Bill of Exceptions No. 8 is without merit.


Defendant reserved Bill of Exceptions No. 9 when the trial court denied his motion for a new trial. This motion is also grounded on contentions found to be without merit in other bills of exceptions.

Finally, we note an error in sentencing. The trial judge imposed a sentence of fifteen years imprisonment on each count, to run concurrently. We regard the two sentences as an error patent on the face of the record. See LSA-C.Cr.P. Art. 920. Although the conduct was described in two counts, the bill of information charged only one crime. Therefore, only one sentence should have been imposed. See LSA-C.Cr.P. Art. 493, Comment(c). Accordingly, we vacate the concurrent sentences and remand for sentencing according to law.

For the reasons assigned, the conviction is affirmed. The sentences are vacated, and the case is remanded for resentencing according to law and consistent with the views herein expressed.

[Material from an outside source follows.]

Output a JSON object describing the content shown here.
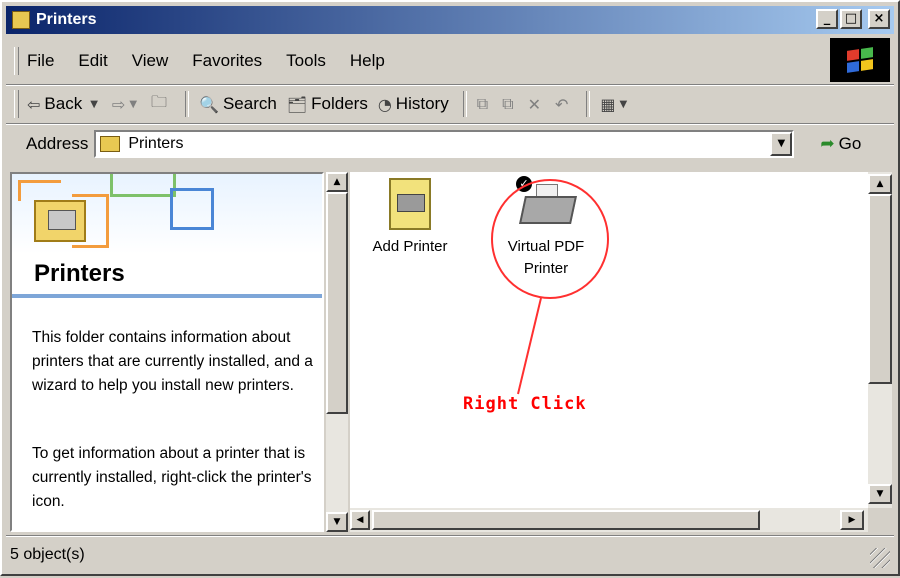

DIXON, J., concurs, not agreeing with discussion of Bill #1.

BARHAM, J., dissents, being of the opinion La.R.S. 14:89 and 14:89.1 are unconstitutional. See dissent in State v. Lindsey, La., 310 So. 2d 89.

CALOGERO, J., dissents, being of the belief that La. R.R. 14:89 is unconstitutionally vague and indefinite.